[[ RECORDS SHOWN open ]]
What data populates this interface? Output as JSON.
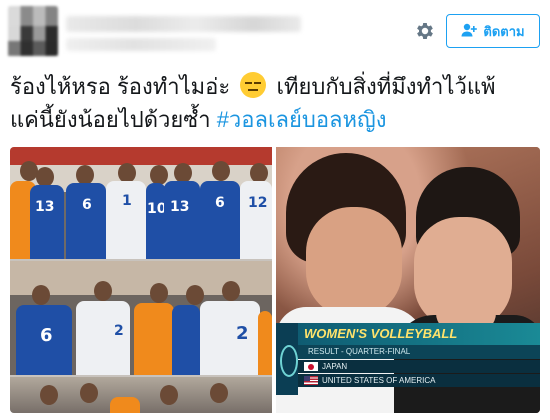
{
  "header": {
    "follow_label": "ติดตาม",
    "settings_icon": "gear-icon",
    "follow_icon": "add-user-icon"
  },
  "tweet": {
    "line1_before_emoji": "ร้องไห้หรอ ร้องทำไมอ่ะ",
    "emoji": "unamused-face",
    "line1_after_emoji": "เทียบกับสิ่งที่มึงทำไว้แพ้",
    "line2_text": "แค่นี้ยังน้อยไปด้วยซ้ำ",
    "hashtag": "#วอลเลย์บอลหญิง"
  },
  "media": {
    "left_image": {
      "jersey_numbers_row1": [
        "13",
        "6",
        "1",
        "10",
        "13",
        "6",
        "12"
      ],
      "jersey_numbers_row2": [
        "6",
        "2",
        "2"
      ]
    },
    "right_image": {
      "broadcast": {
        "title": "WOMEN'S VOLLEYBALL",
        "subtitle": "RESULT - QUARTER-FINAL",
        "team1": "JAPAN",
        "team2": "UNITED STATES OF AMERICA"
      }
    }
  },
  "colors": {
    "accent": "#1da1f2",
    "hashtag": "#1b95e0",
    "text": "#14171a"
  }
}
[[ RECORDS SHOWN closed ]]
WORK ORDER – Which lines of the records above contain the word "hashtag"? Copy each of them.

ANSWER FOR THIS EXERCISE –
    "hashtag": "#วอลเลย์บอลหญิง"
    "hashtag": "#1b95e0",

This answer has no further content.